I recently attended a conference and came away inspired. The technical information was helpful, the contacts I made were valuable, and I came home feeling full and thankful for the experience. I was full of knowledge, full of ideas, and full of an overall positive experience from thinking and talking about technology non-stop for 4 days.
The bonus was sitting in the front row of an audience of over 40,000 people and watching talented, technical, business focused women speaking about the future of our industry and using examples of achievements that have already been accomplished.
All of those words are inspiring to a girl geek like me – the technology industry, the future, and real life achievements (not just what could be done, but what has been done). It’s a fantastic and exciting time to be in tech. But the word in the sentence that brings chills to me even as I write about it weeks after I am back home is the word women.

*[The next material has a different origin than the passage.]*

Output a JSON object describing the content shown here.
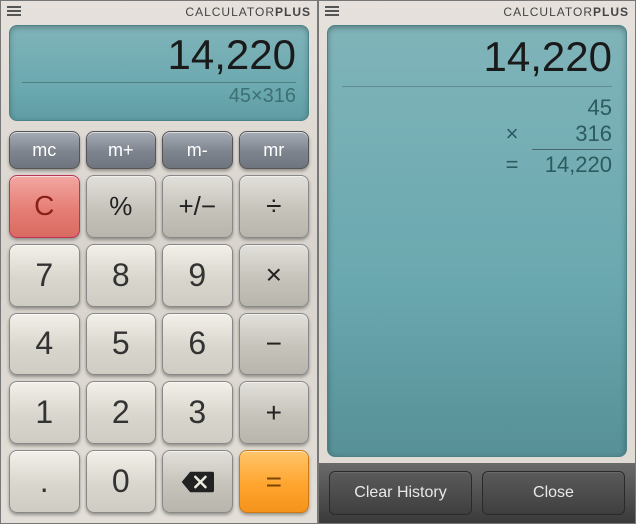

When I started in tech many, many years ago, there were no women in management in the technology team at my company. There was no role model, no sense of my spot at the table to aspire to, and no clear view of whether I would be supported at that time to move into an executive role in technology.
So I sat in that front row – even having that terrific seat was an achievement based on being in a position in technology of making decisions – and listened to women telling stories of accomplishments. Not stories about being a woman in tech, just a leader leading tech innovation. And they did it with strength, and knowledge, and personality. They did it sounding powerful and looking female.
I share two photos. I know they aren’t great quality, my phone camera competing with magnificent stage lighting, but they capture the essence of the moment. Two women owning the stage and inspiring women like me that we are making great progress in this tech field from that moment I started with no women role models above me.
I share to inspire you with their greatness, and challenge all you girl geeks to look up to them as role models. I equally challenge you to look around you once today to find a girl geek you can inspire too. There are young women every day entering the field. Let’s take care of them.
Ginni Rometty, Chair, President, and CEO of IBM
Alice Keung, SVP & Chief Transformation Officer at Economical Insurance